┌──

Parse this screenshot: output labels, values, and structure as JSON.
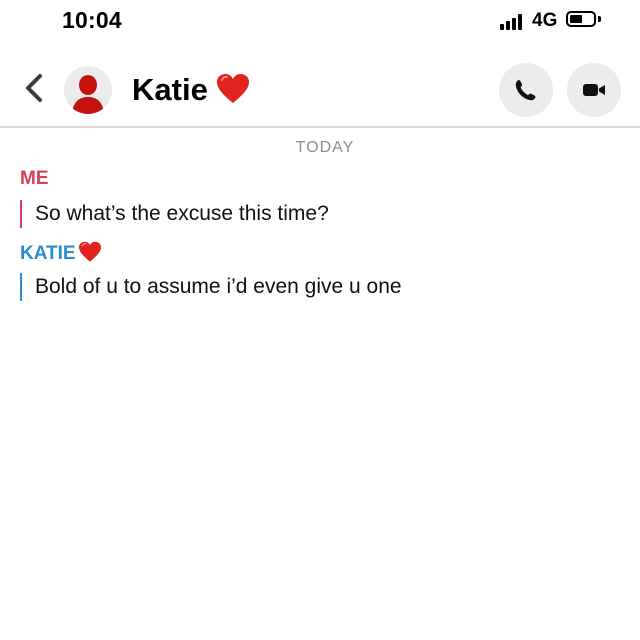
{
  "status_bar": {
    "time": "10:04",
    "network": "4G",
    "battery_level": 0.55,
    "signal_bars": 4
  },
  "header": {
    "back_icon": "chevron-left-icon",
    "avatar_icon": "person-silhouette-icon",
    "contact_name": "Katie",
    "name_emoji": "heart-emoji",
    "call_icon": "phone-icon",
    "video_icon": "video-camera-icon"
  },
  "conversation": {
    "day_label": "TODAY",
    "messages": [
      {
        "sender": "ME",
        "text": "So what’s the excuse this time?",
        "color": "#d4405d"
      },
      {
        "sender": "KATIE",
        "sender_emoji": "heart-emoji",
        "text": "Bold of u to assume i’d even give u one",
        "color": "#2a8bd0"
      }
    ]
  },
  "colors": {
    "heart": "#e0231e",
    "avatar": "#c4120c",
    "button_bg": "#ececec",
    "divider": "#d8d8d8"
  }
}
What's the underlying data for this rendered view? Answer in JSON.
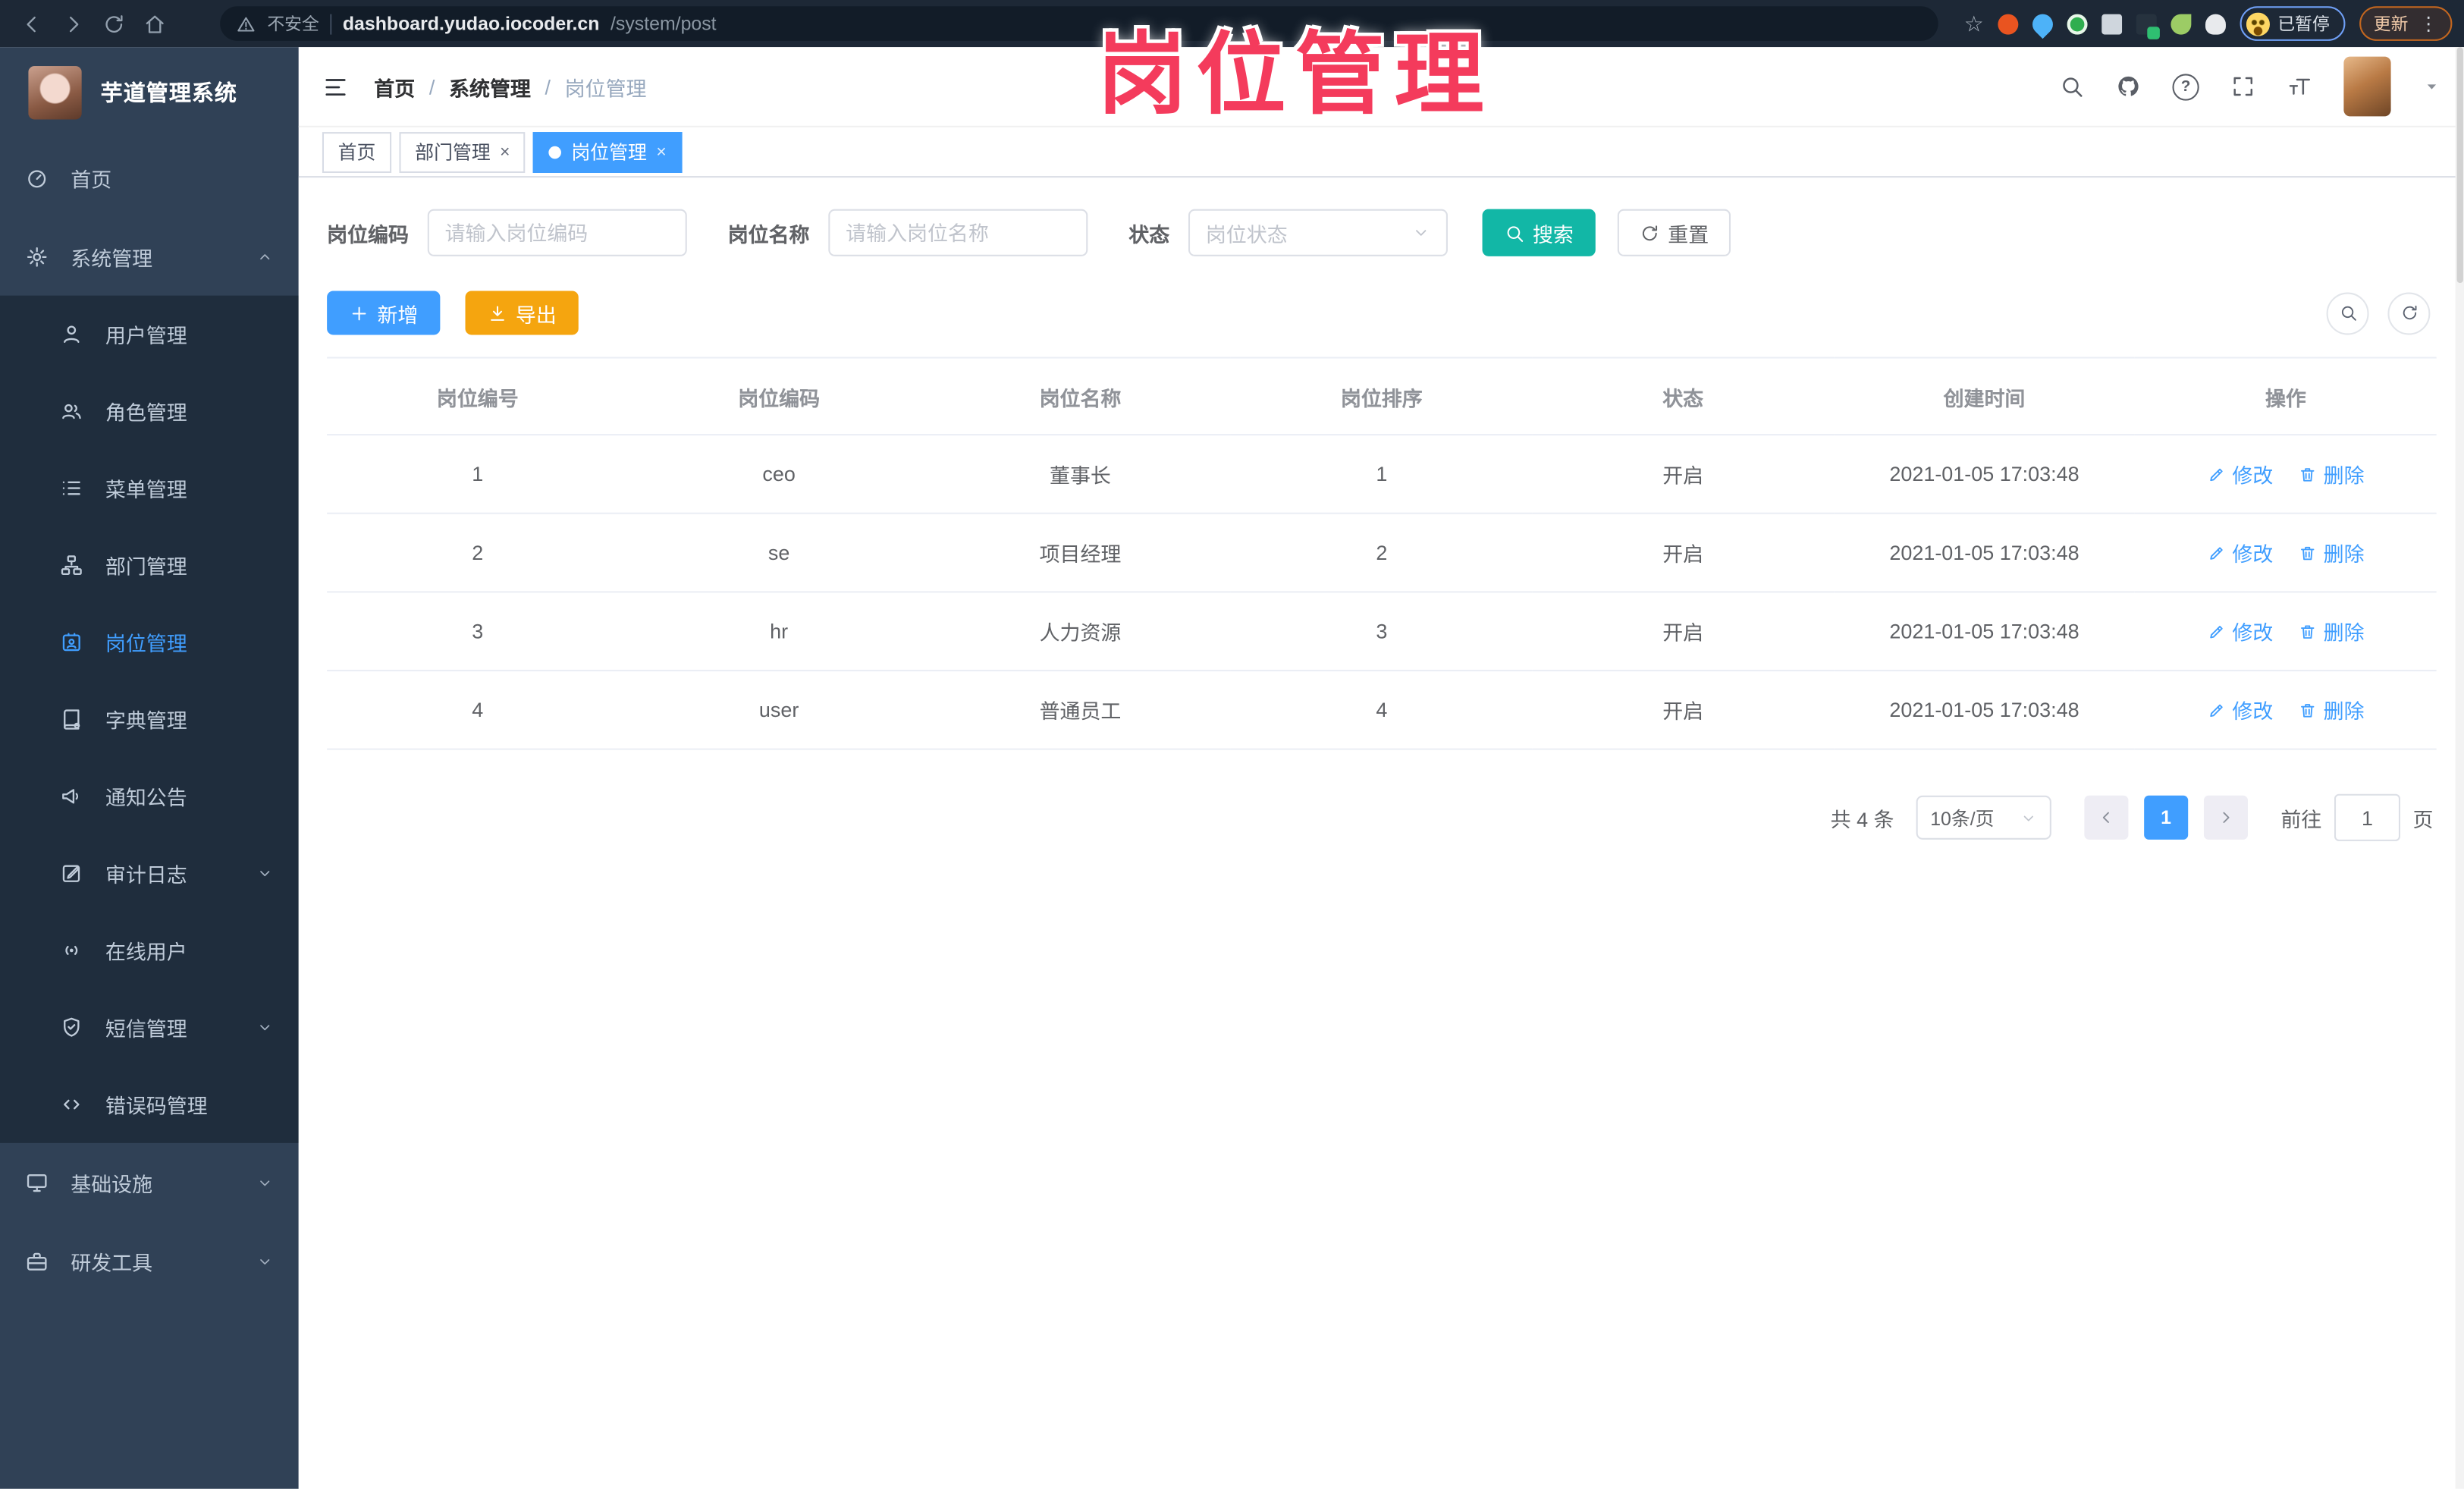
{
  "browser": {
    "security_label": "不安全",
    "url_host": "dashboard.yudao.iocoder.cn",
    "url_path": "/system/post",
    "paused_label": "已暂停",
    "update_label": "更新"
  },
  "annotation": {
    "title": "岗位管理"
  },
  "sidebar": {
    "app_title": "芋道管理系统",
    "items": [
      {
        "key": "home",
        "label": "首页",
        "icon": "dashboard",
        "level": 1
      },
      {
        "key": "system-management",
        "label": "系统管理",
        "icon": "gear",
        "level": 1,
        "arrow": "up"
      },
      {
        "key": "user-management",
        "label": "用户管理",
        "icon": "user",
        "level": 2
      },
      {
        "key": "role-management",
        "label": "角色管理",
        "icon": "users",
        "level": 2
      },
      {
        "key": "menu-management",
        "label": "菜单管理",
        "icon": "menu-list",
        "level": 2
      },
      {
        "key": "dept-management",
        "label": "部门管理",
        "icon": "org-tree",
        "level": 2
      },
      {
        "key": "post-management",
        "label": "岗位管理",
        "icon": "badge",
        "level": 2,
        "active": true
      },
      {
        "key": "dict-management",
        "label": "字典管理",
        "icon": "dict",
        "level": 2
      },
      {
        "key": "notice-announcement",
        "label": "通知公告",
        "icon": "announce",
        "level": 2
      },
      {
        "key": "audit-log",
        "label": "审计日志",
        "icon": "audit",
        "level": 2,
        "arrow": "down"
      },
      {
        "key": "online-users",
        "label": "在线用户",
        "icon": "online",
        "level": 2
      },
      {
        "key": "sms-management",
        "label": "短信管理",
        "icon": "shield",
        "level": 2,
        "arrow": "down"
      },
      {
        "key": "error-code-management",
        "label": "错误码管理",
        "icon": "code",
        "level": 2
      },
      {
        "key": "infrastructure",
        "label": "基础设施",
        "icon": "monitor",
        "level": 1,
        "arrow": "down"
      },
      {
        "key": "dev-tools",
        "label": "研发工具",
        "icon": "toolbox",
        "level": 1,
        "arrow": "down"
      }
    ]
  },
  "navbar": {
    "breadcrumbs": [
      "首页",
      "系统管理",
      "岗位管理"
    ],
    "separator": "/"
  },
  "tabs": [
    {
      "label": "首页",
      "closable": false,
      "active": false
    },
    {
      "label": "部门管理",
      "closable": true,
      "active": false
    },
    {
      "label": "岗位管理",
      "closable": true,
      "active": true
    }
  ],
  "ui": {
    "close_glyph": "×",
    "help_glyph": "?",
    "dots_glyph": "⋮",
    "star_glyph": "☆"
  },
  "filters": {
    "post_code": {
      "label": "岗位编码",
      "placeholder": "请输入岗位编码",
      "value": ""
    },
    "post_name": {
      "label": "岗位名称",
      "placeholder": "请输入岗位名称",
      "value": ""
    },
    "status": {
      "label": "状态",
      "placeholder": "岗位状态"
    },
    "search_label": "搜索",
    "reset_label": "重置"
  },
  "toolbar": {
    "add_label": "新增",
    "export_label": "导出"
  },
  "table": {
    "columns": [
      "岗位编号",
      "岗位编码",
      "岗位名称",
      "岗位排序",
      "状态",
      "创建时间",
      "操作"
    ],
    "rows": [
      {
        "id": "1",
        "code": "ceo",
        "name": "董事长",
        "sort": "1",
        "status": "开启",
        "created": "2021-01-05 17:03:48"
      },
      {
        "id": "2",
        "code": "se",
        "name": "项目经理",
        "sort": "2",
        "status": "开启",
        "created": "2021-01-05 17:03:48"
      },
      {
        "id": "3",
        "code": "hr",
        "name": "人力资源",
        "sort": "3",
        "status": "开启",
        "created": "2021-01-05 17:03:48"
      },
      {
        "id": "4",
        "code": "user",
        "name": "普通员工",
        "sort": "4",
        "status": "开启",
        "created": "2021-01-05 17:03:48"
      }
    ],
    "actions": {
      "edit": "修改",
      "delete": "删除"
    }
  },
  "pagination": {
    "total_text": "共 4 条",
    "page_size": "10条/页",
    "current_page": "1",
    "goto_label": "前往",
    "goto_value": "1",
    "page_unit": "页"
  },
  "colors": {
    "accent_blue": "#409eff",
    "search_teal": "#12b7a6",
    "export_orange": "#f5a50f",
    "sidebar_bg": "#304156",
    "submenu_bg": "#1f2d3d",
    "annotation_pink": "#f43b5c"
  }
}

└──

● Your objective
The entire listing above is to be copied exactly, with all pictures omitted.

● Task response
Parse this screenshot: output labels, values, and structure as JSON.
{
  "status_bar": {
    "time": "10:04",
    "network": "4G",
    "battery_level": 0.55,
    "signal_bars": 4
  },
  "header": {
    "back_icon": "chevron-left-icon",
    "avatar_icon": "person-silhouette-icon",
    "contact_name": "Katie",
    "name_emoji": "heart-emoji",
    "call_icon": "phone-icon",
    "video_icon": "video-camera-icon"
  },
  "conversation": {
    "day_label": "TODAY",
    "messages": [
      {
        "sender": "ME",
        "text": "So what’s the excuse this time?",
        "color": "#d4405d"
      },
      {
        "sender": "KATIE",
        "sender_emoji": "heart-emoji",
        "text": "Bold of u to assume i’d even give u one",
        "color": "#2a8bd0"
      }
    ]
  },
  "colors": {
    "heart": "#e0231e",
    "avatar": "#c4120c",
    "button_bg": "#ececec",
    "divider": "#d8d8d8"
  }
}
What's the underlying data for this rendered view? Answer in JSON.
{
  "browser": {
    "security_label": "不安全",
    "url_host": "dashboard.yudao.iocoder.cn",
    "url_path": "/system/post",
    "paused_label": "已暂停",
    "update_label": "更新"
  },
  "annotation": {
    "title": "岗位管理"
  },
  "sidebar": {
    "app_title": "芋道管理系统",
    "items": [
      {
        "key": "home",
        "label": "首页",
        "icon": "dashboard",
        "level": 1
      },
      {
        "key": "system-management",
        "label": "系统管理",
        "icon": "gear",
        "level": 1,
        "arrow": "up"
      },
      {
        "key": "user-management",
        "label": "用户管理",
        "icon": "user",
        "level": 2
      },
      {
        "key": "role-management",
        "label": "角色管理",
        "icon": "users",
        "level": 2
      },
      {
        "key": "menu-management",
        "label": "菜单管理",
        "icon": "menu-list",
        "level": 2
      },
      {
        "key": "dept-management",
        "label": "部门管理",
        "icon": "org-tree",
        "level": 2
      },
      {
        "key": "post-management",
        "label": "岗位管理",
        "icon": "badge",
        "level": 2,
        "active": true
      },
      {
        "key": "dict-management",
        "label": "字典管理",
        "icon": "dict",
        "level": 2
      },
      {
        "key": "notice-announcement",
        "label": "通知公告",
        "icon": "announce",
        "level": 2
      },
      {
        "key": "audit-log",
        "label": "审计日志",
        "icon": "audit",
        "level": 2,
        "arrow": "down"
      },
      {
        "key": "online-users",
        "label": "在线用户",
        "icon": "online",
        "level": 2
      },
      {
        "key": "sms-management",
        "label": "短信管理",
        "icon": "shield",
        "level": 2,
        "arrow": "down"
      },
      {
        "key": "error-code-management",
        "label": "错误码管理",
        "icon": "code",
        "level": 2
      },
      {
        "key": "infrastructure",
        "label": "基础设施",
        "icon": "monitor",
        "level": 1,
        "arrow": "down"
      },
      {
        "key": "dev-tools",
        "label": "研发工具",
        "icon": "toolbox",
        "level": 1,
        "arrow": "down"
      }
    ]
  },
  "navbar": {
    "breadcrumbs": [
      "首页",
      "系统管理",
      "岗位管理"
    ],
    "separator": "/"
  },
  "tabs": [
    {
      "label": "首页",
      "closable": false,
      "active": false
    },
    {
      "label": "部门管理",
      "closable": true,
      "active": false
    },
    {
      "label": "岗位管理",
      "closable": true,
      "active": true
    }
  ],
  "ui": {
    "close_glyph": "×",
    "help_glyph": "?",
    "dots_glyph": "⋮",
    "star_glyph": "☆"
  },
  "filters": {
    "post_code": {
      "label": "岗位编码",
      "placeholder": "请输入岗位编码",
      "value": ""
    },
    "post_name": {
      "label": "岗位名称",
      "placeholder": "请输入岗位名称",
      "value": ""
    },
    "status": {
      "label": "状态",
      "placeholder": "岗位状态"
    },
    "search_label": "搜索",
    "reset_label": "重置"
  },
  "toolbar": {
    "add_label": "新增",
    "export_label": "导出"
  },
  "table": {
    "columns": [
      "岗位编号",
      "岗位编码",
      "岗位名称",
      "岗位排序",
      "状态",
      "创建时间",
      "操作"
    ],
    "rows": [
      {
        "id": "1",
        "code": "ceo",
        "name": "董事长",
        "sort": "1",
        "status": "开启",
        "created": "2021-01-05 17:03:48"
      },
      {
        "id": "2",
        "code": "se",
        "name": "项目经理",
        "sort": "2",
        "status": "开启",
        "created": "2021-01-05 17:03:48"
      },
      {
        "id": "3",
        "code": "hr",
        "name": "人力资源",
        "sort": "3",
        "status": "开启",
        "created": "2021-01-05 17:03:48"
      },
      {
        "id": "4",
        "code": "user",
        "name": "普通员工",
        "sort": "4",
        "status": "开启",
        "created": "2021-01-05 17:03:48"
      }
    ],
    "actions": {
      "edit": "修改",
      "delete": "删除"
    }
  },
  "pagination": {
    "total_text": "共 4 条",
    "page_size": "10条/页",
    "current_page": "1",
    "goto_label": "前往",
    "goto_value": "1",
    "page_unit": "页"
  },
  "colors": {
    "accent_blue": "#409eff",
    "search_teal": "#12b7a6",
    "export_orange": "#f5a50f",
    "sidebar_bg": "#304156",
    "submenu_bg": "#1f2d3d",
    "annotation_pink": "#f43b5c"
  }
}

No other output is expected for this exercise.